Senate Hearing on Russian Election Mischief Again Fails to Prove Anything
UPDATE (1/7/2016): In a surprisingly good analysis of the publicly released intelligence report on the alleded Russian campaign to undermine US democracy, hack the DNC server and help elect Donald Trump, Scott Shane of the NY Times on Saturday writes:
"What is missing from the public report is what many Americans most eagerly anticipated: hard evidence to back up the agencies' claims that the Russian government engineered the election attack...Instead the message from the agencies essentially amounts to 'trust us.' There is no discussion of the forensics used to recognize the handiwork of known hacking groups, no mention of intercepted communications between the Kremlin and the hackers, no hint of spies reporting from inside Moscow' propaganda machinery...
"The absence of any proof is especially surprising in light of promises on Thursday from ...Clapper, that he would 'push the envelope' to try to make more information public....But Susan Hennessey, a former intelligence agency lawyer who is now managing editor of the online journal Lawfare, writes: 'The unclassified report is underwhelming at best. There is essentially no new information for those who have been paying attention..."
"This report is unlikely to change the minds of skeptics who, like the president-elect, remember the intelligence agencies' faulty assessments on Iraqi weapons of mass destruction and fear being misled again."
Another sign that even the completed classified report on Russian election manipulation will be yet another dud is word that “US officials” say it will contain “no major new bombshell disclosures” regarding Russian hacking. Does anyone besides me hear the sound of someone attempting to lower expectations?
Already the outline of a climb-down is starting to take shape. After for months insisting that the intelligence agencies had “all the evidence” to prove a Russian hack of the DNC’s and Podesta’s emails, despite Wikileaks’ and founder Julian Assange’s insistence that their source was a leaker, not a hacker, and was someone not connected with Russia or the Russian government in any way, the story now has become that the Russians hacked the DNC and Podesta, but then used a “third party” to funnel the purloined emails to Wikileaks, perhaps without Wikileaks knowing the Russians’ role.

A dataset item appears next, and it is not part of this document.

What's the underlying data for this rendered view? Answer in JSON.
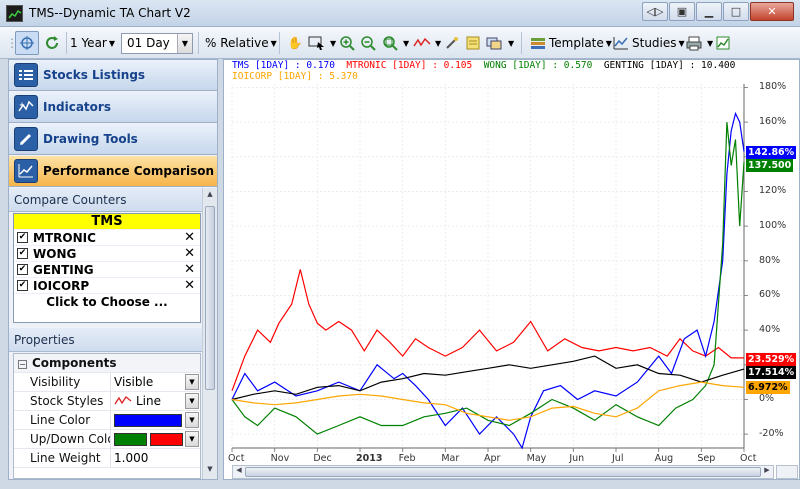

Clearly the first version of the CIA’s and Clapper’s story has collapsed.
We’ll have to see now whether this Russian hacking story 2.0 holds up better than a typical Microsoft Word security patch.